Objective: To determine the role of homicide and other injuries in maternal deaths in North Carolina over the three-year period from 1992 through 1994.
Methods: Maternal deaths were identified from death certificates that indicated a maternal death and through an enhanced surveillance system that matches death certificates with live-birth and fetal-death certificates. Deaths were classified as direct, indirect, medically unrelated, or injury-related. Patterns of prenatal care were ascertained from the matching live-birth or fetal-death certificates. Maternal death rates for whites and nonwhites were calculated.
Results: The most common cause of maternal death was injury, accounting for 62 of the 167 deaths (37%). Homicide was the most common cause of injury-related death (35.5%). The relative risk of maternal death for nonwhites compared with whites was 1.8 (95% confidence interval [CI] 1.6, 2.1). Similarly, their relative risk for injury-related maternal death was 1.7 (95% CI 1.4, 2.2).
Conclusion: It is essential to include an analysis of injury-related deaths in maternal mortality reporting.

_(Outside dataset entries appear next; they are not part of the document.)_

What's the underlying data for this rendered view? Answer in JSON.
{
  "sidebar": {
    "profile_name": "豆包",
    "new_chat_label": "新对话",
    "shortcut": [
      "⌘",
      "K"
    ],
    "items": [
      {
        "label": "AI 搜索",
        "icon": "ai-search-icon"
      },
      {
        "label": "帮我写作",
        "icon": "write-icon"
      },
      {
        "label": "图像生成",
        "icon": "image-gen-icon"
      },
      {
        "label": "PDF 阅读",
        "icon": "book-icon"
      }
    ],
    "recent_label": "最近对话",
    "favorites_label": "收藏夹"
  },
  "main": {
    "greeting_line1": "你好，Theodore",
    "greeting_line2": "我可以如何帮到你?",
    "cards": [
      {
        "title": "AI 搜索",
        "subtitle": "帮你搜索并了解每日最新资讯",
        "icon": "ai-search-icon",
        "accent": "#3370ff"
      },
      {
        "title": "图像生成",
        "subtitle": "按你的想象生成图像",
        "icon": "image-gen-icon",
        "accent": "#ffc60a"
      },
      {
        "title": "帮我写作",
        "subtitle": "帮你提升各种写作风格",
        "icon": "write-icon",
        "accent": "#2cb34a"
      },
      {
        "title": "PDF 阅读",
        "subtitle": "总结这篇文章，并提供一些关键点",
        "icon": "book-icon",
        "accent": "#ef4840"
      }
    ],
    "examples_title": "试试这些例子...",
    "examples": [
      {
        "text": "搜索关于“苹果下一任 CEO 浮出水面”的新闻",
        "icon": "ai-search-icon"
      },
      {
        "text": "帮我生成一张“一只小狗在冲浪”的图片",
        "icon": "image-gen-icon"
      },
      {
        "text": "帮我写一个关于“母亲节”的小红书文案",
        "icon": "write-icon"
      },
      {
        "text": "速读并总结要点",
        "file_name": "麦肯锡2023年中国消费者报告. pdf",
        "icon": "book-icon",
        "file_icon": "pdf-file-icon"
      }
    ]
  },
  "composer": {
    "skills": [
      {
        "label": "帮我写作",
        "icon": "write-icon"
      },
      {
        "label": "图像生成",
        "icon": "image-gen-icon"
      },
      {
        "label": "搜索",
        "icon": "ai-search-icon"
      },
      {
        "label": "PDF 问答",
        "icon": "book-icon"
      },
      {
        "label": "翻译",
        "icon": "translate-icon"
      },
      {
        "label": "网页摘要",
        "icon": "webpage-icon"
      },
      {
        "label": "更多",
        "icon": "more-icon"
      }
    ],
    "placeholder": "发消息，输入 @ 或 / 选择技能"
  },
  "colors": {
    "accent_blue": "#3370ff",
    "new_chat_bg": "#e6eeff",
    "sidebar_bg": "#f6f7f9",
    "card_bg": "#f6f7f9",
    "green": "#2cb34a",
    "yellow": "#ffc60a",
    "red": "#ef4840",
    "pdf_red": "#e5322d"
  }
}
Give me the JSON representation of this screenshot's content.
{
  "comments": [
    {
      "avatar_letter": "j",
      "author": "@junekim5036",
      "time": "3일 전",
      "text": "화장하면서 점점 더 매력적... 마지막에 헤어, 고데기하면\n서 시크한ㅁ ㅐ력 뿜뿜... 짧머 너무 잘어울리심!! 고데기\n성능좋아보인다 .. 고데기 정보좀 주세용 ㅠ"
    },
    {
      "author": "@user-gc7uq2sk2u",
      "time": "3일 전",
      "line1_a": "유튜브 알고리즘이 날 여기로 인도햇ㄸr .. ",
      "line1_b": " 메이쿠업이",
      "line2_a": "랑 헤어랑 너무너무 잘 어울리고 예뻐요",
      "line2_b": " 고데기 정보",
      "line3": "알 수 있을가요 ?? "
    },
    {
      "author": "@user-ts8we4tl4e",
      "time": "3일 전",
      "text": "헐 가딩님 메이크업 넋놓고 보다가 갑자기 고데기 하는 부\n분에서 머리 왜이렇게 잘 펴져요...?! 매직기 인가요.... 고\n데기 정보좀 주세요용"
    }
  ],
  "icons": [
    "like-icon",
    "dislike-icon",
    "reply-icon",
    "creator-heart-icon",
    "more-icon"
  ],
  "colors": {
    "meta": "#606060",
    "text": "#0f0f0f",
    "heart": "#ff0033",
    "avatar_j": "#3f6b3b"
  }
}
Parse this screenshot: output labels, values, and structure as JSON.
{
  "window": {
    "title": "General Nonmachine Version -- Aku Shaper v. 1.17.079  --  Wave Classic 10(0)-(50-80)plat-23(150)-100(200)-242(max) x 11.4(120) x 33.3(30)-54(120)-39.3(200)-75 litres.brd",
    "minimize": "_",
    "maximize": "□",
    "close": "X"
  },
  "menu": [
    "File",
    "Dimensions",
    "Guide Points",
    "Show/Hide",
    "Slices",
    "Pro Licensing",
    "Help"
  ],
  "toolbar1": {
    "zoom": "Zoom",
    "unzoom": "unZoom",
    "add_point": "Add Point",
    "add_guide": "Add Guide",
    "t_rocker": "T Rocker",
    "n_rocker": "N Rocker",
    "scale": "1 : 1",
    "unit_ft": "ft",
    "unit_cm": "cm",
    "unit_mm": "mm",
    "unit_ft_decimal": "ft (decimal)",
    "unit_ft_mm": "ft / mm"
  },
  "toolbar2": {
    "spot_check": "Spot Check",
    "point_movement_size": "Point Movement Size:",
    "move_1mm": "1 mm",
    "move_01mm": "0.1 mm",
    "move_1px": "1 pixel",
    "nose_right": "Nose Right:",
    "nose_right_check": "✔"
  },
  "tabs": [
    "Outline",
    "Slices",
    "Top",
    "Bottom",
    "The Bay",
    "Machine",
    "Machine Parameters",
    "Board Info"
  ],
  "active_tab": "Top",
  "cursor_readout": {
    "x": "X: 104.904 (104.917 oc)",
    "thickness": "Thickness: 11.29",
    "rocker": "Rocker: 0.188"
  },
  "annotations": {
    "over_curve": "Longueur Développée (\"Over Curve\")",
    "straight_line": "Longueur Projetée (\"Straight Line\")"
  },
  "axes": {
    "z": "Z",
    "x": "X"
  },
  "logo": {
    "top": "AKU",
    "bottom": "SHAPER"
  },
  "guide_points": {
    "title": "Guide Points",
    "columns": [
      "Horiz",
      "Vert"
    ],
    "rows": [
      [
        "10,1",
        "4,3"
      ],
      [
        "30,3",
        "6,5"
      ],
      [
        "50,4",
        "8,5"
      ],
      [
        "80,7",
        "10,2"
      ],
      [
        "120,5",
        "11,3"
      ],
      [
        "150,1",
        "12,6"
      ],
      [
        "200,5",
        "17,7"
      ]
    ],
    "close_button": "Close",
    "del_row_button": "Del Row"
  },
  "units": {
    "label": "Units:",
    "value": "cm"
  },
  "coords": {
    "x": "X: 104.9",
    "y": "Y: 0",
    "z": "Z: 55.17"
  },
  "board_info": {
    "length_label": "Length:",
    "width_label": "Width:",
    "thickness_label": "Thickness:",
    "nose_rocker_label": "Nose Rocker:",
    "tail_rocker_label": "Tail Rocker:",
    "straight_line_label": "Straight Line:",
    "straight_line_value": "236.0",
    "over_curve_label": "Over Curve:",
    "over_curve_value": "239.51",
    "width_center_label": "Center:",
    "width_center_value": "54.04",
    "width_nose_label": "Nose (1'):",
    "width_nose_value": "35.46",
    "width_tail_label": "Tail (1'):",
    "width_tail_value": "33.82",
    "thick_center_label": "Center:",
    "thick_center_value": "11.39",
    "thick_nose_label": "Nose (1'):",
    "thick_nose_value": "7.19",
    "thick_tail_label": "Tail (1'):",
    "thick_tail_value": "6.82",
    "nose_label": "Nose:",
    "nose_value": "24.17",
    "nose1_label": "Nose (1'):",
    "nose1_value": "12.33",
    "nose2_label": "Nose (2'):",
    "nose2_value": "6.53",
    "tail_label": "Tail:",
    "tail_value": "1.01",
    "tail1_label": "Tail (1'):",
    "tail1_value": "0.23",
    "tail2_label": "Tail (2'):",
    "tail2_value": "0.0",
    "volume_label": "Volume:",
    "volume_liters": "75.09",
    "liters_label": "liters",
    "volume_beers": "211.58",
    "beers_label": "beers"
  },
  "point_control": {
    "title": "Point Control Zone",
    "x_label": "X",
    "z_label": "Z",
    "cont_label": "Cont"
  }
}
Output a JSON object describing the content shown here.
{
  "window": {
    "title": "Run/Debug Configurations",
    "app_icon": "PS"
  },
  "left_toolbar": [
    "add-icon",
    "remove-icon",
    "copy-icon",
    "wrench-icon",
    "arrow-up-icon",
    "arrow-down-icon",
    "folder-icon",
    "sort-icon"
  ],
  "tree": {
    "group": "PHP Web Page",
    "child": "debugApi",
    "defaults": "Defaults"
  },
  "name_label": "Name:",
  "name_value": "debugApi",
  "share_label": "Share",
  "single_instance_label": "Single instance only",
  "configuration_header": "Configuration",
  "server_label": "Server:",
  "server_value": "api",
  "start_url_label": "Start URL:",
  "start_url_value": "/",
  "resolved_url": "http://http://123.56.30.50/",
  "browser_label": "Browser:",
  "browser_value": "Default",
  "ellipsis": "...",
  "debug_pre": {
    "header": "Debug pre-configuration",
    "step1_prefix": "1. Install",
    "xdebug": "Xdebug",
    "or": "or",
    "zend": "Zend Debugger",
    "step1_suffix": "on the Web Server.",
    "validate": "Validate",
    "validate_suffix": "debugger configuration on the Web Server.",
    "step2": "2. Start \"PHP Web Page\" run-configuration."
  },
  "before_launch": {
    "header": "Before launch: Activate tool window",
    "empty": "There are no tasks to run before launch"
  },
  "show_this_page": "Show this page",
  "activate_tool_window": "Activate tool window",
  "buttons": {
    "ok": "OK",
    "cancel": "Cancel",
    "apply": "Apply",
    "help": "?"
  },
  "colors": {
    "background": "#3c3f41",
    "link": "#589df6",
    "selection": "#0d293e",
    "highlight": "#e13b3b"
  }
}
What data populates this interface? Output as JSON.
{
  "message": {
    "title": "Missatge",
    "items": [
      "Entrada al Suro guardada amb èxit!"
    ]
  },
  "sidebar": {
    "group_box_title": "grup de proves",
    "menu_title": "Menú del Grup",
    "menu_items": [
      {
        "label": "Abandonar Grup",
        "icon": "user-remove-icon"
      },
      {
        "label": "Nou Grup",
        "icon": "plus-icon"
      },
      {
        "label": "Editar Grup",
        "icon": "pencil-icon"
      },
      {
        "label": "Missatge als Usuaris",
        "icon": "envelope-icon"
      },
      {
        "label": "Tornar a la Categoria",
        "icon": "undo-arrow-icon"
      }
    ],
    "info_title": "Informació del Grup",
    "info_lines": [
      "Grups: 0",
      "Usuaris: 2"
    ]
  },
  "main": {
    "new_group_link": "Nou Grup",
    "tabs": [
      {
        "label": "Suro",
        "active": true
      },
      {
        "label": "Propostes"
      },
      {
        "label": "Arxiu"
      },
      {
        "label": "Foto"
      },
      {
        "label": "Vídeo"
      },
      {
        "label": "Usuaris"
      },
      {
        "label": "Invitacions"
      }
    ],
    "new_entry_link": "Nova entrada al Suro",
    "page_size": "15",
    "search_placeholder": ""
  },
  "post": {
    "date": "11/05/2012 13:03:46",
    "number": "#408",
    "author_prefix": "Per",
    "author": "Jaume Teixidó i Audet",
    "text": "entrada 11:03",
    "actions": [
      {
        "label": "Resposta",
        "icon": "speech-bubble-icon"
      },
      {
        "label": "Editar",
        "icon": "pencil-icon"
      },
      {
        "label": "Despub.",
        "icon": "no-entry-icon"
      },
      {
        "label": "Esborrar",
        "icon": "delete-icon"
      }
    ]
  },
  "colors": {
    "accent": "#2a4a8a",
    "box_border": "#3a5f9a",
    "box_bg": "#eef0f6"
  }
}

As the most common cause of maternal deaths, injury is not limited to densely populated, metropolitan areas. Counseling regarding injury prevention, domestic violence, and depression should be a part of both prenatal and postpartum care.